Swage (Swage sleeve) – An copper or aluminum oval shaped tube compressed onto wire rope to make a connection typically rated at 100% cable strength. Copper or zinc plated copper must be used on all critical terminations and lifelines in pairs.

Thimble -  A tear drop shaped piece of curved metal that can be applied into the eye of rope or cable to protect wear and increase the life of the rope or cable.

Thimble Eye Bolt (TEB) – Thimble eyebolts  are  typically ⅝” in diameter and are hot dipped and galvanized with the thimble configuration cast into the eye portion of the bolt.  The tensile strength is 12,4000 pounds.  Angle thimble eyebolts have the same characteristics of the thimble except that the eye of the bole is offset 45º.

Three Strand Rope - Typically, a three strand laid rope is called a plain or hawser-laid rope. Three strand rope used in challenge course applications is usually made from Poly-Dacron (low stretch) or nylon (more stretch). Multiline II is a trade name of a three strand rope manufactured by New England Ropes

Traverse  - To climb horizontally rather than vertically.

Turn Buckle -  A turnbuckle is a device for adjusting the tension of ropes and cables. It normally consists of two threaded eyelets, one screwed into each end of a small metal loop, one with a left-hand thread and the other with a right-hand thread.

Tying in - To attach yourself to your harness with a rope by a prescribed knot normally a figure of 8 or bowline.

UIAA – Union of International Alpine Associations, sets European standard for climbing equipment.

Ultimate Load – The average load of force at which the product fails or no longer supports the load.

Universal – Challenge course events that can be utilized by both able body and individuals with disabilities.

Utility Poles -  Poles used on a Ropes/Challenge Course must be decay resistant.  CCA (Chromium Copper Arsenate) is the preferred chemical treatment.  Utility poles are rated by circumference size at the top and butt and are divided into classes.  Class 2 is generally preferred pole for most typical challenge course designs.

Vertical Life Lines - Vertical cables designed to facilitate easy and safe accessing by instructors. Attachment to the cable is by means of an industrial ascending device (cable grab or rope grab). 

Wind Load - A force or lateral pressure in pounds per square foot that is applied to a member due to wind blowing from any direction.

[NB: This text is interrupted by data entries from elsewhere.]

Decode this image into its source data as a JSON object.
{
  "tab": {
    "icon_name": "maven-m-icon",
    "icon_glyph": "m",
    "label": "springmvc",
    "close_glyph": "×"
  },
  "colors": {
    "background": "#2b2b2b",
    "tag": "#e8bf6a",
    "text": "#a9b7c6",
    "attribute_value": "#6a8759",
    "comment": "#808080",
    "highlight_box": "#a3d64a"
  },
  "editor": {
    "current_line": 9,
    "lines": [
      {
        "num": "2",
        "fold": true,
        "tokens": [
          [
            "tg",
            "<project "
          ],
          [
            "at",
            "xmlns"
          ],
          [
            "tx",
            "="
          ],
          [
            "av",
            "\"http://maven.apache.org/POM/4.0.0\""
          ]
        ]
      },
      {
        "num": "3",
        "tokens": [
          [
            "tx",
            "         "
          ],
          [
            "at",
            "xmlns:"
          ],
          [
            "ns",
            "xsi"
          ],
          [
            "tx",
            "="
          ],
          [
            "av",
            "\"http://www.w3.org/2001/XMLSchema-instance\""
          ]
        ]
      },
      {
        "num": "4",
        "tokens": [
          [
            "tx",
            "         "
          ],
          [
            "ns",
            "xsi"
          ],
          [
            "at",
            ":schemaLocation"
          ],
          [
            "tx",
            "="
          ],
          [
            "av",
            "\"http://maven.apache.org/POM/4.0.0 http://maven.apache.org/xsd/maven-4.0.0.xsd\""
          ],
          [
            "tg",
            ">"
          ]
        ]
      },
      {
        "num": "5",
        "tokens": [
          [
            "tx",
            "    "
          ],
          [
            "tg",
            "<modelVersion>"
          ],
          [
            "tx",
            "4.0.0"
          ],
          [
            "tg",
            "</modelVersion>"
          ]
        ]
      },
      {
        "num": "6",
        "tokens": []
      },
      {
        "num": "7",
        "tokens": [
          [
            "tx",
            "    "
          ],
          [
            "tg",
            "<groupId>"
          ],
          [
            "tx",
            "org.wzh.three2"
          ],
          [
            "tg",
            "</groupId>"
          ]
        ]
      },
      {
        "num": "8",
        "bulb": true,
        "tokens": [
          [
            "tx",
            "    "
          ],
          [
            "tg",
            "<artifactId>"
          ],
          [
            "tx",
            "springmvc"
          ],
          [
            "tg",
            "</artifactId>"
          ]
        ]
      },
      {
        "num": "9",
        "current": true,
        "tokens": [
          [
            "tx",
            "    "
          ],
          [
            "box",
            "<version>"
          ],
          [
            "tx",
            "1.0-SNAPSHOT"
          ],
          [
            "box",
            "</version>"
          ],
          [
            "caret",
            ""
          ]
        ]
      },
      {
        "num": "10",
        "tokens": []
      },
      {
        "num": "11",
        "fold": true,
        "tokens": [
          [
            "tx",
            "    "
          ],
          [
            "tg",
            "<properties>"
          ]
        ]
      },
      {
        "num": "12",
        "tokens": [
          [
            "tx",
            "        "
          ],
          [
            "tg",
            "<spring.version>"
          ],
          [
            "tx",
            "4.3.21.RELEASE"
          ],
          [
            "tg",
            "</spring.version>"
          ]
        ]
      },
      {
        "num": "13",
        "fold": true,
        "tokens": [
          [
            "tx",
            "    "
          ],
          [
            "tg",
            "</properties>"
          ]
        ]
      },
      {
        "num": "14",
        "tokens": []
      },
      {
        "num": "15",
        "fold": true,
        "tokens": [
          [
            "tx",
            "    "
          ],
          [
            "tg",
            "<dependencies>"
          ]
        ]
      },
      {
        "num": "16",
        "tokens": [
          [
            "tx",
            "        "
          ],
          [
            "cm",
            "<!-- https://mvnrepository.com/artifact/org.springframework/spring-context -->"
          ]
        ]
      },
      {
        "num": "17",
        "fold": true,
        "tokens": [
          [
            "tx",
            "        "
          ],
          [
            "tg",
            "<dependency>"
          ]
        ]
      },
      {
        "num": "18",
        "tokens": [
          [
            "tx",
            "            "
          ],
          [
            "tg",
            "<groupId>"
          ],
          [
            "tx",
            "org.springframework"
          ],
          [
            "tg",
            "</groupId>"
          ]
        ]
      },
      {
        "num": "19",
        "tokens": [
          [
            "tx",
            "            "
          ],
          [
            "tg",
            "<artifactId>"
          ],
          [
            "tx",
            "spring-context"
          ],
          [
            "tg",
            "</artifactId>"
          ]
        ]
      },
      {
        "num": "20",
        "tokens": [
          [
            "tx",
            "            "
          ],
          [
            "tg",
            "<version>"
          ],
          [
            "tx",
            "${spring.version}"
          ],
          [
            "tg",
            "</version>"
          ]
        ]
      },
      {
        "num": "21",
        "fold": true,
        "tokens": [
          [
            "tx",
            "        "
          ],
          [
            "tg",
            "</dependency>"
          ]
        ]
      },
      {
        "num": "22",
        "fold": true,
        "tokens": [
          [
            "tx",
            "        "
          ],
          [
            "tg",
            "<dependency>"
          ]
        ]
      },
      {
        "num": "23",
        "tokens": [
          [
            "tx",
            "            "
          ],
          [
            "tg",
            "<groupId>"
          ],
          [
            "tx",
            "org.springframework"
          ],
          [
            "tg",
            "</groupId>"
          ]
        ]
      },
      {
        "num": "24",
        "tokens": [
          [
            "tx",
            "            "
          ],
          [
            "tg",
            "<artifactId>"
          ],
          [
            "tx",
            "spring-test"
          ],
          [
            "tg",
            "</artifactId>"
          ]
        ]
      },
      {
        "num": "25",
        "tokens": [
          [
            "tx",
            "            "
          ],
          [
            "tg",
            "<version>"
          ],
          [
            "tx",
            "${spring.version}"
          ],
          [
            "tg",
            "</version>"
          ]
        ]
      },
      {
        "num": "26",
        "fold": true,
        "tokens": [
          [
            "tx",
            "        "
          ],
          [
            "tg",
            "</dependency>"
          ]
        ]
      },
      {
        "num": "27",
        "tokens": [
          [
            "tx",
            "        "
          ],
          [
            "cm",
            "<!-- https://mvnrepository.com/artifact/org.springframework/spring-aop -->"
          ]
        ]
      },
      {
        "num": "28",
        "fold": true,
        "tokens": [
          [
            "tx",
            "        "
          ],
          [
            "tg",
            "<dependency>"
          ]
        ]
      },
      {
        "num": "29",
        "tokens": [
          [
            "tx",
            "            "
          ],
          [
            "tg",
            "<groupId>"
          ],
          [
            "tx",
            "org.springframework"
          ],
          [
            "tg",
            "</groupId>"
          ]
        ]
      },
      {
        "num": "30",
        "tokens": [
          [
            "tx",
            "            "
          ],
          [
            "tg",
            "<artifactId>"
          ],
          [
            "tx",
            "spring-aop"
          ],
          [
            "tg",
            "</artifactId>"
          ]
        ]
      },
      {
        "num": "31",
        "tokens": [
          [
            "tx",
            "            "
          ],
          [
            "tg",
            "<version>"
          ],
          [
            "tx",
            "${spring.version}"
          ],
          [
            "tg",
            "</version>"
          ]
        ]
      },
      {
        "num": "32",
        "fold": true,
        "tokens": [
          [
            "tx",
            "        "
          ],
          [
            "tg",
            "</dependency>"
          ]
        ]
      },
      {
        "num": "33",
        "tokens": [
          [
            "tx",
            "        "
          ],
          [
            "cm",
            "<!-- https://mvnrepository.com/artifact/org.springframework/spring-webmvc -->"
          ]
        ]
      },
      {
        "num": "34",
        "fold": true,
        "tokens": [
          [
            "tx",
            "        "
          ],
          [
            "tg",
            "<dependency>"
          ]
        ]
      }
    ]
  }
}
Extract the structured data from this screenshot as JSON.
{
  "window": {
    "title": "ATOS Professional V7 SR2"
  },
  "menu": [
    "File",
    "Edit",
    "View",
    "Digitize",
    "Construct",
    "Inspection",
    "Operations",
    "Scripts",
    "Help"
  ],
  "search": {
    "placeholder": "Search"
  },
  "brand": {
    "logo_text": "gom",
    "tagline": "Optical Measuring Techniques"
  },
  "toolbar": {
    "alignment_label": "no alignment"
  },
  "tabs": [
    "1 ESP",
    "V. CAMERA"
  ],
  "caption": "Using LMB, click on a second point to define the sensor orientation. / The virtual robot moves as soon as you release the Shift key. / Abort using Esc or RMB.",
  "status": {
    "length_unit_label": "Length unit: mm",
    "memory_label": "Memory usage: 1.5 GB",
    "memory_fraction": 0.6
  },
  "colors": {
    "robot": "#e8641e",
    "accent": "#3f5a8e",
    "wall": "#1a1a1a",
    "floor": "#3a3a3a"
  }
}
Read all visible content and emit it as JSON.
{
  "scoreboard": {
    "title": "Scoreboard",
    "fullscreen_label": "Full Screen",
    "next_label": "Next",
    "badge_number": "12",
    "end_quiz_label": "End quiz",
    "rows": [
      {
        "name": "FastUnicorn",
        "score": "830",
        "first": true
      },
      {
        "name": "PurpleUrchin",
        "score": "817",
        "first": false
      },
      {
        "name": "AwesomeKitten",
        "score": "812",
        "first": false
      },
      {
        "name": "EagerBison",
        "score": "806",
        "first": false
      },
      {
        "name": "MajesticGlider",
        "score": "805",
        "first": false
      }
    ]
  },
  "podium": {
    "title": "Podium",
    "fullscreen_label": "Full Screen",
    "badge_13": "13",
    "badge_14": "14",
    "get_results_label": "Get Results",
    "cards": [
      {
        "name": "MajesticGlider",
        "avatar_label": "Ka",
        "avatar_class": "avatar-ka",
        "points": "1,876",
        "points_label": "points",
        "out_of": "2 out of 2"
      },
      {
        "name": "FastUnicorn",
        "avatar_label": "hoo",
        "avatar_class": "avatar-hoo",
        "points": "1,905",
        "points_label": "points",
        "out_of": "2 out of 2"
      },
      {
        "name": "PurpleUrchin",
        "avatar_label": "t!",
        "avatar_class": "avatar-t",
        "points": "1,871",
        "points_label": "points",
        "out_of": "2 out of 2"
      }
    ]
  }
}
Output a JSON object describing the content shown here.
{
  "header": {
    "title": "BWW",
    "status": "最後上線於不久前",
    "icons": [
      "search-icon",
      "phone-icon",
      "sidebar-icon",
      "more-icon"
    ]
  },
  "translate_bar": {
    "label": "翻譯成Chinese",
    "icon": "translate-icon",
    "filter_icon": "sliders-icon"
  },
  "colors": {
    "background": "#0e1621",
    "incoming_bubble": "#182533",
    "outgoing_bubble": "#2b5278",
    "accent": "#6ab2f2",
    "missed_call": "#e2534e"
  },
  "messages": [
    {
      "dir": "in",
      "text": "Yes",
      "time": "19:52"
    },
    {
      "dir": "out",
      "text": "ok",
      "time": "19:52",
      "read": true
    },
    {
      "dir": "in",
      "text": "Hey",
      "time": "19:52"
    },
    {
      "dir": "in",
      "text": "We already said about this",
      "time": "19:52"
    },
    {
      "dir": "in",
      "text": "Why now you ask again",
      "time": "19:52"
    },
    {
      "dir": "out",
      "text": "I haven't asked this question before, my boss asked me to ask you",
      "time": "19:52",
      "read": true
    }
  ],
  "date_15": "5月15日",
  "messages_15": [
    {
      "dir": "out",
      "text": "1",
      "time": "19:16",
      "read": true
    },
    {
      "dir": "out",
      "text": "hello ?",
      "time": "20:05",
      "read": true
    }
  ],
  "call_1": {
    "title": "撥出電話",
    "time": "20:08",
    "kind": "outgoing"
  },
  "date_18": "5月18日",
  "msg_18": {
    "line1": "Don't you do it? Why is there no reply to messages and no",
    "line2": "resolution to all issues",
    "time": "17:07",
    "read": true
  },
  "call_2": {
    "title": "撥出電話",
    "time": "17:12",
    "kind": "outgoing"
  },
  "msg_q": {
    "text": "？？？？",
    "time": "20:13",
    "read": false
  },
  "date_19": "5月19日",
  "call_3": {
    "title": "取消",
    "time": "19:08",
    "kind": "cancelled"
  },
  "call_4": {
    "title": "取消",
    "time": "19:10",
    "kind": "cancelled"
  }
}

Working Load Limit – The maximum mass or force at which the product is authorized to support a particular service.

Zip Pulley – A two wheeled pulley used to equalize the weight, decrease friction and increase the speed of participants on zip lines